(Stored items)

----

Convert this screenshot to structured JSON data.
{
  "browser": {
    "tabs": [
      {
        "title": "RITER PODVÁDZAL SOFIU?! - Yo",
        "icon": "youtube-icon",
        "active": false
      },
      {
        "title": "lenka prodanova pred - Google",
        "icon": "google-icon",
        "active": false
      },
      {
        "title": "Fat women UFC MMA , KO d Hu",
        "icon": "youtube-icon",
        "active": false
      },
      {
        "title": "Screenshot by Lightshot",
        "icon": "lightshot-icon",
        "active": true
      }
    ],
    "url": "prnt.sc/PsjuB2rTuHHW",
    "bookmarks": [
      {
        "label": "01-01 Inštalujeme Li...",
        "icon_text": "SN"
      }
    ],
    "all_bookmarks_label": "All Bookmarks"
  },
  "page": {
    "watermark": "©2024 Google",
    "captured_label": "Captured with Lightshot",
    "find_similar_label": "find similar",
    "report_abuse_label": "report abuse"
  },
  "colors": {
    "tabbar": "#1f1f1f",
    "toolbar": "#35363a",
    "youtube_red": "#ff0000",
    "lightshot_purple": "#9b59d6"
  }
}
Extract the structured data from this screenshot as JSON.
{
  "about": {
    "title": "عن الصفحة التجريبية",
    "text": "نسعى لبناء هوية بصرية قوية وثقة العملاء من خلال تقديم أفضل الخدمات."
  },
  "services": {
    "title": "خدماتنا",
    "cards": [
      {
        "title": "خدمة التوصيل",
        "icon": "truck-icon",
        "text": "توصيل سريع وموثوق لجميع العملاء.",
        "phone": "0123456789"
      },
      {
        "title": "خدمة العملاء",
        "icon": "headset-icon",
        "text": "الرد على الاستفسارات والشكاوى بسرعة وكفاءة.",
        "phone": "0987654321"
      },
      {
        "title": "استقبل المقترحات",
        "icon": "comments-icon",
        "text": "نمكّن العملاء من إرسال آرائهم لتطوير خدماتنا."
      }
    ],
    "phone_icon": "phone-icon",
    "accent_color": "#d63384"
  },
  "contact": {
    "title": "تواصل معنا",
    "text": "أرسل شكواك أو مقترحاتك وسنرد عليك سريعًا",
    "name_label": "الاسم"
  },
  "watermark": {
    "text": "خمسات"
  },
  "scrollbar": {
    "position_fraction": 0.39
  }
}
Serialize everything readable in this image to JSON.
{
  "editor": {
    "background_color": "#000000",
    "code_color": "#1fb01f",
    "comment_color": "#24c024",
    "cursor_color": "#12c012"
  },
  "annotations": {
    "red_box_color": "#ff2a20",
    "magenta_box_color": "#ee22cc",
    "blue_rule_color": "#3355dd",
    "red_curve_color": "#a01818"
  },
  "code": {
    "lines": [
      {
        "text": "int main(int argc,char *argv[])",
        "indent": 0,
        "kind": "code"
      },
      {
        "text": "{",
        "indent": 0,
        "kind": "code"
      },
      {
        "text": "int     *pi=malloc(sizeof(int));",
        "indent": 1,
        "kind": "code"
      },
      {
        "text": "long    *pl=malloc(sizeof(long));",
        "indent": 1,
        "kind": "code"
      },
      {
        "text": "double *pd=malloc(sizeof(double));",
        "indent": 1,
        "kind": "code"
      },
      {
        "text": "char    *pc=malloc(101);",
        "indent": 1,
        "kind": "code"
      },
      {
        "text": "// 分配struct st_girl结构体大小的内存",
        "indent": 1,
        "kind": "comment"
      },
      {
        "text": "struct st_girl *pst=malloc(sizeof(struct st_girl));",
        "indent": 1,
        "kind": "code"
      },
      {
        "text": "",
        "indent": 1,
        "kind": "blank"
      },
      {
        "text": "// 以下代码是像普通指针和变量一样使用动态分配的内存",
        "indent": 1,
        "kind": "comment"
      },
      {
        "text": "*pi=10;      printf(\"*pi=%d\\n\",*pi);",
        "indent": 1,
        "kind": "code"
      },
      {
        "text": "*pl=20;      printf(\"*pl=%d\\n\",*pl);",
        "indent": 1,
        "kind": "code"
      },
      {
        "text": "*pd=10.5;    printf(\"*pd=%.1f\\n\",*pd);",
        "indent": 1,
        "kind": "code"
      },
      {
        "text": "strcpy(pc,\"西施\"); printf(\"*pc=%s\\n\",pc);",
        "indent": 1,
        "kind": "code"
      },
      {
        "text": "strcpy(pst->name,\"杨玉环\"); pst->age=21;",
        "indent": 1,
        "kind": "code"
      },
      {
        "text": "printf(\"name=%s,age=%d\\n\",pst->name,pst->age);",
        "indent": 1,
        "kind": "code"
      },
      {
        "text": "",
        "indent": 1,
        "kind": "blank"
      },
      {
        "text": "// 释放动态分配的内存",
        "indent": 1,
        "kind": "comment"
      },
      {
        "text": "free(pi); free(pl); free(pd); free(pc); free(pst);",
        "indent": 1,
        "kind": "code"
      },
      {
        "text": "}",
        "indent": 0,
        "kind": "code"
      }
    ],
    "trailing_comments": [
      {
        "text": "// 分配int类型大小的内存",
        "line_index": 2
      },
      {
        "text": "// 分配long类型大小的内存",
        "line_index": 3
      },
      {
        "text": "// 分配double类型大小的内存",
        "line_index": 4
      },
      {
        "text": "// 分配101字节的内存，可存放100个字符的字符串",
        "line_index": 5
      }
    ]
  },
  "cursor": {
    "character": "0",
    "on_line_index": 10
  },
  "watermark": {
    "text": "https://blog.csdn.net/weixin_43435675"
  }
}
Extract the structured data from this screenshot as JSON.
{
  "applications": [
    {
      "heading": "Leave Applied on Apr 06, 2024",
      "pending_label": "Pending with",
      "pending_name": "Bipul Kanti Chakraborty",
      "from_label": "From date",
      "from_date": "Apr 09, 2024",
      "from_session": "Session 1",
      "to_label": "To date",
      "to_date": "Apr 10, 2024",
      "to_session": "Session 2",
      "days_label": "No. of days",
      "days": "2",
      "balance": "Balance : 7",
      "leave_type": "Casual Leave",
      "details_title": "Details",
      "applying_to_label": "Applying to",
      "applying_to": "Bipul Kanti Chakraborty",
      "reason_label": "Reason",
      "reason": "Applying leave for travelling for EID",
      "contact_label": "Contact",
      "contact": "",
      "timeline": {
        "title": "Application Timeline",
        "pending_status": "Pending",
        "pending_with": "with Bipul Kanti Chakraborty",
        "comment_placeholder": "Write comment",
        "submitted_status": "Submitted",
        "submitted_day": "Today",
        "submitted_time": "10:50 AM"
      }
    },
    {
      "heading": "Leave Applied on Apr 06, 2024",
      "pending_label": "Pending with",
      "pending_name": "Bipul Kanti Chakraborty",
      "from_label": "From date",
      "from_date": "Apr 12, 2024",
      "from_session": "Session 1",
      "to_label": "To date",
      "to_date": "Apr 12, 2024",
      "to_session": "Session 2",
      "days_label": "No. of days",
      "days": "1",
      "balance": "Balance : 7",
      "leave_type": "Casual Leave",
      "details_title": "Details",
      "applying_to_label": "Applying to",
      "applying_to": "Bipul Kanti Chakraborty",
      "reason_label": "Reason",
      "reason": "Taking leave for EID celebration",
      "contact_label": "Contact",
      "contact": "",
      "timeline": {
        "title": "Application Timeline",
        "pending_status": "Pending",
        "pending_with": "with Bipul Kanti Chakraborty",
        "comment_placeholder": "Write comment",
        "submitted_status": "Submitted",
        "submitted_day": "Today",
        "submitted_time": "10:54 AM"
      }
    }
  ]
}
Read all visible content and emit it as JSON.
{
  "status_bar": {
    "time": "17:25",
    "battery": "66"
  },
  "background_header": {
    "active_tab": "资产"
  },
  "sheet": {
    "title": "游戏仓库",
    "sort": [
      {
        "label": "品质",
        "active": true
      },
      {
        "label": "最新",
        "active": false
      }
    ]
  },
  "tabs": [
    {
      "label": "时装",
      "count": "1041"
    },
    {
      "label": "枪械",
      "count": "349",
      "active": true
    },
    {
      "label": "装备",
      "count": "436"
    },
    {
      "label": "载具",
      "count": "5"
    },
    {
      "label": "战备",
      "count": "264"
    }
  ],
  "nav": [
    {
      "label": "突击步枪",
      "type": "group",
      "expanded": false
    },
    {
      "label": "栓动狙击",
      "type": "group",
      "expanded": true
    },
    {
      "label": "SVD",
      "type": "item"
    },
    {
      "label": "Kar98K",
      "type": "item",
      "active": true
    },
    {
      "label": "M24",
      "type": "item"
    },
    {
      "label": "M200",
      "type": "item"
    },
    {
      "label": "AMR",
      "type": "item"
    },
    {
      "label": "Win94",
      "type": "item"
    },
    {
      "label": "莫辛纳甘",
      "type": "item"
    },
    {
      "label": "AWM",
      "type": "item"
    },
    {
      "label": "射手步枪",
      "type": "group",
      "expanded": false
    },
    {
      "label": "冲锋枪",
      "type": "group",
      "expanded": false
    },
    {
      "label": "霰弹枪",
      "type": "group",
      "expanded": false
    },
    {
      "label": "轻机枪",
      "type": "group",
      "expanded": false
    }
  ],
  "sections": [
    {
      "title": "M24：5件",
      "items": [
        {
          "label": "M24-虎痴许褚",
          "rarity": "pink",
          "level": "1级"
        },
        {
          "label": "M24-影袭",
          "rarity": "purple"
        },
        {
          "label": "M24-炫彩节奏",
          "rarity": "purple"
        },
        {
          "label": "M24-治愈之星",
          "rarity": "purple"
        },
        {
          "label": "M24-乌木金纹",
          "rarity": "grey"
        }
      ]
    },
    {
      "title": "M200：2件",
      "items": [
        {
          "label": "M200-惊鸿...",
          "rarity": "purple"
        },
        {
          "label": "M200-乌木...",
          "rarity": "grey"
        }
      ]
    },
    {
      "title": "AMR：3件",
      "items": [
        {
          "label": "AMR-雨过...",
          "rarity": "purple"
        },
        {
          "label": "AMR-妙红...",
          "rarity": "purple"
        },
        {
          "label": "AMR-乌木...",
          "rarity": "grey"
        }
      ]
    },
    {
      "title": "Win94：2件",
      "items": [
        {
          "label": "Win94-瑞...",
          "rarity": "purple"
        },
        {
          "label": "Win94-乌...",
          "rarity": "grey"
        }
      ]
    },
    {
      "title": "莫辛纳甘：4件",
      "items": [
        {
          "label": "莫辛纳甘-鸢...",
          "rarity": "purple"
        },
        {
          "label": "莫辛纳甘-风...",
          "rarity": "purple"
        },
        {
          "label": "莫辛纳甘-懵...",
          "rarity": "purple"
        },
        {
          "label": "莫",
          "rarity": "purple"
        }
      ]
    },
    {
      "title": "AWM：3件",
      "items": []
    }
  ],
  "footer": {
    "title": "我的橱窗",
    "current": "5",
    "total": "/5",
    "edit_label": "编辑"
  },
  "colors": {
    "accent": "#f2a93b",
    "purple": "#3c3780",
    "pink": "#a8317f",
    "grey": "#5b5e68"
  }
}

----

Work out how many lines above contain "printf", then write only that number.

The answer: 5